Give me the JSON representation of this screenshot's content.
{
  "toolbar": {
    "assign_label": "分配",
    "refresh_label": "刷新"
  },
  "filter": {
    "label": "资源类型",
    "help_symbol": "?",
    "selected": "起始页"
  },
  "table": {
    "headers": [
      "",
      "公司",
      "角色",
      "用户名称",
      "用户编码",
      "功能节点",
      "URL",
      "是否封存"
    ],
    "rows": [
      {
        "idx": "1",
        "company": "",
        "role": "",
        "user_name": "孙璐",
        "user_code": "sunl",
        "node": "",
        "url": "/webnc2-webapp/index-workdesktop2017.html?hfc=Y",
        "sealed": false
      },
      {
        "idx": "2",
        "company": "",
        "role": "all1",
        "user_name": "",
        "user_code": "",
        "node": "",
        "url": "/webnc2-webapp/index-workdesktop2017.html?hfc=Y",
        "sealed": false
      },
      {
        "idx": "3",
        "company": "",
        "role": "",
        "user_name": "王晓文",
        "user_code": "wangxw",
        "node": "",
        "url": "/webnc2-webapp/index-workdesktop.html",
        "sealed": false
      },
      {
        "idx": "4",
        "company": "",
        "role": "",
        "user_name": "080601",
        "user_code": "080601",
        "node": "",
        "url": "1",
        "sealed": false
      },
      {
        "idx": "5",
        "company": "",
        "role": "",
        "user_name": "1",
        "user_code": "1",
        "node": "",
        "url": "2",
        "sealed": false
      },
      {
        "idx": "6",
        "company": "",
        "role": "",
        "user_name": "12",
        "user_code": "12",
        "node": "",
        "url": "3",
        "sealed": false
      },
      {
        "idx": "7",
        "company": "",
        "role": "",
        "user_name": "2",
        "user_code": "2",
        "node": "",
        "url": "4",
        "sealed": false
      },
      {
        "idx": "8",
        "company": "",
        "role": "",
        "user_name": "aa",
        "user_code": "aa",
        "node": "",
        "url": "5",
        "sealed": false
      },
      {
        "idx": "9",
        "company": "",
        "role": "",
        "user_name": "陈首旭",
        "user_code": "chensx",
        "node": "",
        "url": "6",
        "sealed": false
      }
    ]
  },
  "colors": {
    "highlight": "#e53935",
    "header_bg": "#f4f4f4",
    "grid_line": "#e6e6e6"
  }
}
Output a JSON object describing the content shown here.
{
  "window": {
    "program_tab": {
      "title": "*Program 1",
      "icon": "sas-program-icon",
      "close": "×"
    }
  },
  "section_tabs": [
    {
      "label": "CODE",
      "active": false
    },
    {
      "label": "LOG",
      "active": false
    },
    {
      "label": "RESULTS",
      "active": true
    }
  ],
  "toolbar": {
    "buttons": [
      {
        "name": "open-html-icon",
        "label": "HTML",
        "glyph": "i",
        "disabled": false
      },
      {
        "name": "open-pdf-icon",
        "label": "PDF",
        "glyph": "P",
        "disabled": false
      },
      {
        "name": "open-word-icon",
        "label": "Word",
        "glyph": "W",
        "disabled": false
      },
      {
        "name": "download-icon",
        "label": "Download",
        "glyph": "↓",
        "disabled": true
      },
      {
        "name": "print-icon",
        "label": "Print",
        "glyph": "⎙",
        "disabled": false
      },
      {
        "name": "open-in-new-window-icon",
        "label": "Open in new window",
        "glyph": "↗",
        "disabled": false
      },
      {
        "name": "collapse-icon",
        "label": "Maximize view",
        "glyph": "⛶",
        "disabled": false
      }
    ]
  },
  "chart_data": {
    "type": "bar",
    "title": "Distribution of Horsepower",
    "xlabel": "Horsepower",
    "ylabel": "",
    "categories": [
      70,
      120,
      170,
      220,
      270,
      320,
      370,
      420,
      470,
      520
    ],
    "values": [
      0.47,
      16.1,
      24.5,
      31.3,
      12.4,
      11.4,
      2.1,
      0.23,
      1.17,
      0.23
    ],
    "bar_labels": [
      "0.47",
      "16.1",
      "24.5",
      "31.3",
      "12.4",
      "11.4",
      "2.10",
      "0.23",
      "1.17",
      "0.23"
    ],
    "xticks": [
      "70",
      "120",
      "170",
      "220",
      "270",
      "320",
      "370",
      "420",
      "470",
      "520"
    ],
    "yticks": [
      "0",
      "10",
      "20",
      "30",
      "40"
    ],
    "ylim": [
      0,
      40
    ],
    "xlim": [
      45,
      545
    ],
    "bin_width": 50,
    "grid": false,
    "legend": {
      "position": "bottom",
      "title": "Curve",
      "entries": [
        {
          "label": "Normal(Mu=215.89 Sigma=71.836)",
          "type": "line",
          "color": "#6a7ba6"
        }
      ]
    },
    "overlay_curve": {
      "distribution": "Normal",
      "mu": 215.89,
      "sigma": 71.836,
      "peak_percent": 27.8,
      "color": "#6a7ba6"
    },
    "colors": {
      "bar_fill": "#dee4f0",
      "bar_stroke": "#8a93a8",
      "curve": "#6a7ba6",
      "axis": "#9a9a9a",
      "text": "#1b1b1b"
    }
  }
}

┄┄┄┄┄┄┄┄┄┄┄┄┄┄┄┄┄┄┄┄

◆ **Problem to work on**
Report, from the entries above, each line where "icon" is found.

◆ **Solution to this exercise**
      "icon": "sas-program-icon",
        "name": "open-html-icon",
        "name": "open-pdf-icon",
        "name": "open-word-icon",
        "name": "download-icon",
        "name": "print-icon",
        "name": "open-in-new-window-icon",
        "name": "collapse-icon",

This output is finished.